NOTE: The first page of text has been automatically extracted and included below in lieu of an abstract

GoldShirt Transitional Program: Creating Engineering Capacity and Expanding Diversity through a Performance-Enhancing Year Abstract

At our nation’s universities, too few rural, low-income, underrepresented minority and first- generation students pursue engineering degrees, and most well-prepared women show little interest. Because inadequate pre-college academic preparation is a known critical barrier to university-level engineering admission, one pathway for engineering colleges to increase their undergraduate student population diversity is to commit to boosting the performance of under- prepared high school graduates admitted under transitional status.

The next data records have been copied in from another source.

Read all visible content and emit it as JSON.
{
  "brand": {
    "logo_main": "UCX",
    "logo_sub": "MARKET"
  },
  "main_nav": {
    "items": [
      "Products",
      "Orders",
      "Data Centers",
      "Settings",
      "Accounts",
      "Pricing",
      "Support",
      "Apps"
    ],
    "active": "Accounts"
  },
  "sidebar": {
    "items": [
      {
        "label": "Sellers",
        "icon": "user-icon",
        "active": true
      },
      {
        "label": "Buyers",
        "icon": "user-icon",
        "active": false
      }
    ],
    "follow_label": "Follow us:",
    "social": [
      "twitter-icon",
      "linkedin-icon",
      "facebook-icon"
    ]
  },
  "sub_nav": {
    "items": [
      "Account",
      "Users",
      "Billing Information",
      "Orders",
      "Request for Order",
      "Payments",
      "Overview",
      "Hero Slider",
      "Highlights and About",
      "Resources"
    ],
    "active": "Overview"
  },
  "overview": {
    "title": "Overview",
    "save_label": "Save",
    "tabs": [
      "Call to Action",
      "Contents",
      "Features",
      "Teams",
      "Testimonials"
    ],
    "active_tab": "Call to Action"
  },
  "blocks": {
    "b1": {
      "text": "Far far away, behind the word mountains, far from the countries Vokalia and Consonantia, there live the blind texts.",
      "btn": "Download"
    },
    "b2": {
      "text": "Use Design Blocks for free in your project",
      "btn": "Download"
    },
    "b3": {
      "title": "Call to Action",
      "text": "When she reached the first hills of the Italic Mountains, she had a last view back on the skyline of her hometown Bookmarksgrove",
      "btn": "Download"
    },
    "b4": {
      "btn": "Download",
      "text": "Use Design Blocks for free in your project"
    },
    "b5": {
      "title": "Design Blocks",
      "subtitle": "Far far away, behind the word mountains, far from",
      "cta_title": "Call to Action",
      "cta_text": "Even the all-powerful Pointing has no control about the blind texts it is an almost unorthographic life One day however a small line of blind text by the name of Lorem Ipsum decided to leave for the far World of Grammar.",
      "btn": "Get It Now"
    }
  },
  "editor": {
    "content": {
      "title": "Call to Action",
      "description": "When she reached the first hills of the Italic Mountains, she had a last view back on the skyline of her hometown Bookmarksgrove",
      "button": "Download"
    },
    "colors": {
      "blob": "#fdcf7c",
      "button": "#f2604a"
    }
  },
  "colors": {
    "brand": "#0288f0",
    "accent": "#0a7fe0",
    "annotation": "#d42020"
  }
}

The Engineering GoldShirt Program at the University of Colorado at Boulder, supported by National Science Foundation funding, provides a performance-enhancing year for under- prepared students directly admitted to the engineering college. The highly-structured approach closely monitors student performance against seven goals. One goal is to increase student interest in, and knowledge of, an engineering career — supported by creating a strong community among GoldShirt students and the larger college population. Another goal is to ensure that students are prepared to academically perform in a traditional engineering program after their transitional GoldShirt year. By achieving all Program goals, we seek to create a national model for significantly boosting recruitment, retention and graduation of under-prepared students in engineering.

The Engineering GoldShirt Program enrolled its first cohort of 16 highly-motivated yet under- prepared students in fall 2009. In the pilot group, 11 represent the first-generation in their families to attend college, 13 are underrepresented minority students, and seven are female. This paper describes the College of Engineering and Applied Science’s unique approach to expanding opportunity for students from historically underrepresented groups to succeed in engineering, and shares the lessons learned thus far about recruitment, admissions, curriculum development, course placement, and student support services — all strategies suitable for adoption by other engineering colleges. This includes eye-opening admissions process changes learned through our efforts to more inclusively identify students’ potential for success, as well as other expected and unexpected pilot year outcomes.

The GoldShirt strategy described in this paper moves beyond competitive university recruitment efforts focused on the limited pool of best prepared and highly-sought-after US minority high school graduates — students who will likely join the engineering workforce regardless of what college they attend. The GoldShirt strategy aims to create engineering capacity from within the next tier of capable high school graduates. Using these multi-faceted approaches to augment the preparation of high-potential, underrepresented students, engineering colleges can more broadly serve the next generation and our nation.

The Preparation Gap

The University of Colorado at Boulder (CU-Boulder) is a public institution with more than 30,000 students, two-thirds of whom are Colorado residents. The College of Engineering and

Ennis, T., & Milford, J., & Myers, B., & Sullivan, J., & Sieber, D., & Knight, D., & Scarritt, A. (2010, June), Goldshirt Transitional Program: Creating Engineering Capacity And Expanding Diversity Through A Performance Enhancing Year Paper presented at 2010 Annual Conference & Exposition, Louisville, Kentucky. https://peer.asee.org/15886

ASEE holds the copyright on this document. It may be read by the public free of charge. Authors may archive their work on personal websites or in institutional repositories with the following citation: © 2010 American Society for Engineering Education. Other scholars may excerpt or quote from these materials with the same citation. When excerpting or quoting from Conference Proceedings, authors should, in addition to noting the ASEE copyright, list all the original authors and their institutions and name the host city of the conference. - Last updated April 1, 2015